President Donald Trump acknowledged bipartisan concerns over Ronny Jackson, his nominee to lead the Veterans Affairs Department, amid allegations, The New York Times points out, that Jackson "oversaw a hostile work environment as the White House doctor, allowed the overprescribing of drugs and possibly drank on the job."
Calling Jackson “one of the finest people that I have met,” the president indicated that Jackson might soon withdraw from consideration and blamed Democrats for what he referred to as an "ugly" confirmation process:
He is a high-quality person. It's totally his decision. So he'll be making a decision. I don't want to put a man through a process like this. It's too ugly and too disgusting. So, we'll see what happens. He'll make a decision.
“I don’t want to put a man through a process like this,” Trump added, calling the allegations about Jackson "ugly." He said: The fact is, I wouldn’t do it. What does he need it for? To be abused by a number of politicians?”
This abuse, the president underscored in his remarks, is the culmination of anger from Democrats because they failed to block Mike Pompeo, the president’s nominee to become the next secretary of state.
"They failed to stop him, so now they say ‘who’s next?’” the president told reporters. (Earlier today, the Senate committee opted to delay tomorrow's confirmation hearing for Jackson after two former White House medical staff members brought Jackson's past indiscretions to their attention.)
BREAKING: Senate committee says it has delayed Wednesday's confirmation hearing for Trump's VA nominee Ronny Jackson.— The Associated Press (@The Associated Press)1524578843.0
Senators Johnny Isakson of Georgia, the committee chairman, and Jon Tester of Montana, its top Democrat, released a joint statement which did not detail the allegations:
The Senate Committee on Veterans’ Affairs is postponing the hearing to consider the nominee to be secretary of the U.S. Department of Veterans Affairs in light of new information presented to the committee.
We take very seriously our constitutional duty to thoroughly and carefully vet each nominee sent to the Senate for confirmation. We will continue looking into these serious allegations and have requested additional information from the White House to enable the committee to conduct a full review.

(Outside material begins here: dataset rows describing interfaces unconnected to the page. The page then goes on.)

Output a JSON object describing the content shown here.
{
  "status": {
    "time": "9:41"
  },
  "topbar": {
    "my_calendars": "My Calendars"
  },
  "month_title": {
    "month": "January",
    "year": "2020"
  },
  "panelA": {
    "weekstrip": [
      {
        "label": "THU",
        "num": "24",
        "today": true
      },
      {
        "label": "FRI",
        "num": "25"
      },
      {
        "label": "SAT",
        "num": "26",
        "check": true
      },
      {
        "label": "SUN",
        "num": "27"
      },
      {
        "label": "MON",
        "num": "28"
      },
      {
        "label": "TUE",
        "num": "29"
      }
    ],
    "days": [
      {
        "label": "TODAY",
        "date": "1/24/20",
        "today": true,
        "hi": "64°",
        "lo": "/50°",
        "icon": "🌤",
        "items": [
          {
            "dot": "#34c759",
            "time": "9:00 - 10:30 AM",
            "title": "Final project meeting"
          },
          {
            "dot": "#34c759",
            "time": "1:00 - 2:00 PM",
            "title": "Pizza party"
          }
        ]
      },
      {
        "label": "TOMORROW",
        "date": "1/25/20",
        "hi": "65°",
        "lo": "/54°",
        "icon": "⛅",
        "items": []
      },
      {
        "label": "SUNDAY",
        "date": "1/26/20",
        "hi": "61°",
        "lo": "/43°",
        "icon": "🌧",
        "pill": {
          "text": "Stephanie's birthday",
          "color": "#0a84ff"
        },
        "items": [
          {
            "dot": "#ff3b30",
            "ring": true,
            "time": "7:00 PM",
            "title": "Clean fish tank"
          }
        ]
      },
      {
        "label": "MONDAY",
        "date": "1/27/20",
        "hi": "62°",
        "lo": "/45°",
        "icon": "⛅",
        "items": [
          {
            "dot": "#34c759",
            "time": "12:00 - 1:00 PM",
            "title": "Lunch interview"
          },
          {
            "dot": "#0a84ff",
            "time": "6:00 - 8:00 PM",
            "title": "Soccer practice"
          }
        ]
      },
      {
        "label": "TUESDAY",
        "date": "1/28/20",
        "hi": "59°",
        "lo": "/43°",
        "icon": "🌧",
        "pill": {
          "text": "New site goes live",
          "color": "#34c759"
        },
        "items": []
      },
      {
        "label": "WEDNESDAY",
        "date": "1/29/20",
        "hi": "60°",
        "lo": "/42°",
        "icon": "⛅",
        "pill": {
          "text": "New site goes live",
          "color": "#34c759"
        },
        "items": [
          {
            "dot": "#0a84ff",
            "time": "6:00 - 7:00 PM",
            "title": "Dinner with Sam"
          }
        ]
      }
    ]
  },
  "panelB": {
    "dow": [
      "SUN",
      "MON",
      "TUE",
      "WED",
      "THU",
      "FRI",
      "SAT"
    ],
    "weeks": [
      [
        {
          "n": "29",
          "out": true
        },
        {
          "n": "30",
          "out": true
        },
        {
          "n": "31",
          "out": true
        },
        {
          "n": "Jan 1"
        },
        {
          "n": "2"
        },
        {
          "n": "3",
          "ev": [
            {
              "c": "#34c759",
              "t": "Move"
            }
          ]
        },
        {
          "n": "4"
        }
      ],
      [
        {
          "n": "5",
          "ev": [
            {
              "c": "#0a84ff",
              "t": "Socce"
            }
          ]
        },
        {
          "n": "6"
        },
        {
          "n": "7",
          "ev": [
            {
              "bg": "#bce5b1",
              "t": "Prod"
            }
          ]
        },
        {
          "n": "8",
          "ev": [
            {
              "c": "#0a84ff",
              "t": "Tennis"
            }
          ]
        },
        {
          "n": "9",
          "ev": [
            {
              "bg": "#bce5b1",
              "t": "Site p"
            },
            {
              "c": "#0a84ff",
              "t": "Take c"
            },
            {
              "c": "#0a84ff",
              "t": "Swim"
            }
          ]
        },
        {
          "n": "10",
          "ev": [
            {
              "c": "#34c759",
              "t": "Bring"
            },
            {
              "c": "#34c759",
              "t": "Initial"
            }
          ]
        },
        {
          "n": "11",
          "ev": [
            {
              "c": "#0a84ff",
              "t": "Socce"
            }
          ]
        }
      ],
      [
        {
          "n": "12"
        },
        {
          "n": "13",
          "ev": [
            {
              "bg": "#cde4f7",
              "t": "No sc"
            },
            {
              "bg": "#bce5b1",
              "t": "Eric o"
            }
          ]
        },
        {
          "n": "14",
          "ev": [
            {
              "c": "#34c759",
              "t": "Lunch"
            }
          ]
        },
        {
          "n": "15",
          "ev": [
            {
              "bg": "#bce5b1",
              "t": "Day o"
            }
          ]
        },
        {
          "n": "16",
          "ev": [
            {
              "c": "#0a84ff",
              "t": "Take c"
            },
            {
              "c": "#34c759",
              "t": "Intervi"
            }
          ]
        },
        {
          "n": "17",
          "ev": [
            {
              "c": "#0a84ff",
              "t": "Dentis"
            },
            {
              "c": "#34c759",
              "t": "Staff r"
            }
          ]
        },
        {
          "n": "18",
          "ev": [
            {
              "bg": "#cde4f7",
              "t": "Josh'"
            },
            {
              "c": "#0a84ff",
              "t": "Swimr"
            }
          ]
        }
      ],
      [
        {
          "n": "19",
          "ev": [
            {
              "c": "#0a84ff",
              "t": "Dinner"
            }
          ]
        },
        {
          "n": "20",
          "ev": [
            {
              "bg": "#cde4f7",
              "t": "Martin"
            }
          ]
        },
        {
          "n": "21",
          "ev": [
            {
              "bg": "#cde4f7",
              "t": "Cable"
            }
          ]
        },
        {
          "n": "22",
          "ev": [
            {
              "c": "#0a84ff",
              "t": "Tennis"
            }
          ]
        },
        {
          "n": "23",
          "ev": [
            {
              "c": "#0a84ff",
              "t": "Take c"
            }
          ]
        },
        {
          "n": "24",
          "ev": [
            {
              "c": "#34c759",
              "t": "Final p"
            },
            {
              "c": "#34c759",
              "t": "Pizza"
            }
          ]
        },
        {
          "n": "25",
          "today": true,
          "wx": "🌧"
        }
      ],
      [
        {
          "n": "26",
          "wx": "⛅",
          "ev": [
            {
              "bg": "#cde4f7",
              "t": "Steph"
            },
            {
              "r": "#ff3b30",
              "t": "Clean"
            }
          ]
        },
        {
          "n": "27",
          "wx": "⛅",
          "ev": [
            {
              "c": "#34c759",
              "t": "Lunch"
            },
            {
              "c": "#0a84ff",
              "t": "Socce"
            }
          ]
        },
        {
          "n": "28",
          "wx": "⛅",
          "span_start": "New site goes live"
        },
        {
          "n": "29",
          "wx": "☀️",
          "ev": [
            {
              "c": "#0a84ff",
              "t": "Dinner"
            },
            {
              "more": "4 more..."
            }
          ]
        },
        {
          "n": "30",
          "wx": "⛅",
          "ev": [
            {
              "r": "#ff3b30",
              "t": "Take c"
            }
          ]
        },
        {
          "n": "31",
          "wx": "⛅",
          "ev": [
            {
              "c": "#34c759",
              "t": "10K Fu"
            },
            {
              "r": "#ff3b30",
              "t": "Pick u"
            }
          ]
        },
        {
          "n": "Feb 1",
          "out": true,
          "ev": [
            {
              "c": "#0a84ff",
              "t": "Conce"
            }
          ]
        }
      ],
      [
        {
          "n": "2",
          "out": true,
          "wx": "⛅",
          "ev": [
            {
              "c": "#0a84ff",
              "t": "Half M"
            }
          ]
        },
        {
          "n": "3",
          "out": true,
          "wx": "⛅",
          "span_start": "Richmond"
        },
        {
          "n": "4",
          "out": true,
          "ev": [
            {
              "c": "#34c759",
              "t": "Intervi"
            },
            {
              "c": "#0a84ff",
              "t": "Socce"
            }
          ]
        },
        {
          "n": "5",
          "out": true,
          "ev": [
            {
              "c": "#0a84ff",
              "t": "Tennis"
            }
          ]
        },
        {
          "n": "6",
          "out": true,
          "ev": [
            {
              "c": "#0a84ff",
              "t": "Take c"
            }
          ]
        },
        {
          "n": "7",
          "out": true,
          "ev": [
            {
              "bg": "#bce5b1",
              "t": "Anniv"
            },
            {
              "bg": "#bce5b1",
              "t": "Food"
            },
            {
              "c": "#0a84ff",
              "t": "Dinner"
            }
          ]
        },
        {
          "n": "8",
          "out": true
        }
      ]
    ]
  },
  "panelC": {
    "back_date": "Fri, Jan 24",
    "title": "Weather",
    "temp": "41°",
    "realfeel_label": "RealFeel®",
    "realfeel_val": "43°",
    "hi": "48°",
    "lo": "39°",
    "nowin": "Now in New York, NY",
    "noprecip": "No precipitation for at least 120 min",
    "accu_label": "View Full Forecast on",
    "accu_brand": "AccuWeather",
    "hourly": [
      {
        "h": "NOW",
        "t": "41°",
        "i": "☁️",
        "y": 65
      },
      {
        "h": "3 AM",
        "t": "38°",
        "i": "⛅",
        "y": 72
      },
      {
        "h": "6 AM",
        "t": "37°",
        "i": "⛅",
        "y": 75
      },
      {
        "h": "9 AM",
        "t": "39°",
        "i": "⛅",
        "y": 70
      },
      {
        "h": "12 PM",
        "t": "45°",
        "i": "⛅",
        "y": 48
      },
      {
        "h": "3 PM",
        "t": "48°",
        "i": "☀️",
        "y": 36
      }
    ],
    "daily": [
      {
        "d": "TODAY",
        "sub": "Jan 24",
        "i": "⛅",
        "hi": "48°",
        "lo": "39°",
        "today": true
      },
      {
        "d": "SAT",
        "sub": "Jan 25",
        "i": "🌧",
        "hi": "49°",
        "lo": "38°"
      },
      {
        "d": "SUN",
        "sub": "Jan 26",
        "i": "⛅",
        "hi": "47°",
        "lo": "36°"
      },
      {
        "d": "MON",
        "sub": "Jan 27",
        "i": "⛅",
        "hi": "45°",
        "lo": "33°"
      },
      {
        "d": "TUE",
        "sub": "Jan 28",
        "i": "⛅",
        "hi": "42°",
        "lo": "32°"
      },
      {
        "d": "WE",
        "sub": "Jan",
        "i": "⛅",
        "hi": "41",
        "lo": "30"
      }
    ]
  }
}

Members of the media took to social media to weigh in on the president's comments. The general consensus: That Trump had "set up a good man to fail."
Trump nominated Ronny Jackson to head the VA with no vetting, no consultation with Senators - he completely set up… https://t.co/90gpndJoOA— Tommy Vietor (@Tommy Vietor)1524591096.0
Trump just gave Dr. Ronny Jackson a ton of room to bow out, while putting possible nomination withdrawal on him rat… https://t.co/RHZIKBZFuw— Jonathan Lemire (@Jonathan Lemire)1524590926.0
Jackson, for his part, told reporters that he "can answer the [Senate commitee's] questions absolutely," even as the Senate committee acknowledged that it has not yet substantiated the claims, and that there is little supporting documentation available.
"I'm looking forward to rescheduling the hearing and answering everyone's questions," Jackson said.
In a letter to the president, Senators Isakson and Tester requested "all documentation pertaining to Rear Admiral Jackson's service in the White House Medical Unit and as Physician to the President."
The New York Times notes that the White House "did little or no vetting" of Jackson's background before announcing his nomination on Twitter, and the Senate "received paperwork from the Trump administration formalizing Dr. Jackson’s nomination only last week."
It has been really careless, maybe even negligent about the vetting in a number of these nominations,” said Senator Richard Blumenthal (D-CT).
READ: The most distinctive causes of death in each state
(Center for Disease Control)
IN AN EFFORT TO REMIND us of our own mortality, the Center for Disease Control has published a map of the most distinctive causes of death in every state. Seriously, they mention social media interest in their findings.
But what does “most distinctive cause of death” mean? Find out the answer and see the map: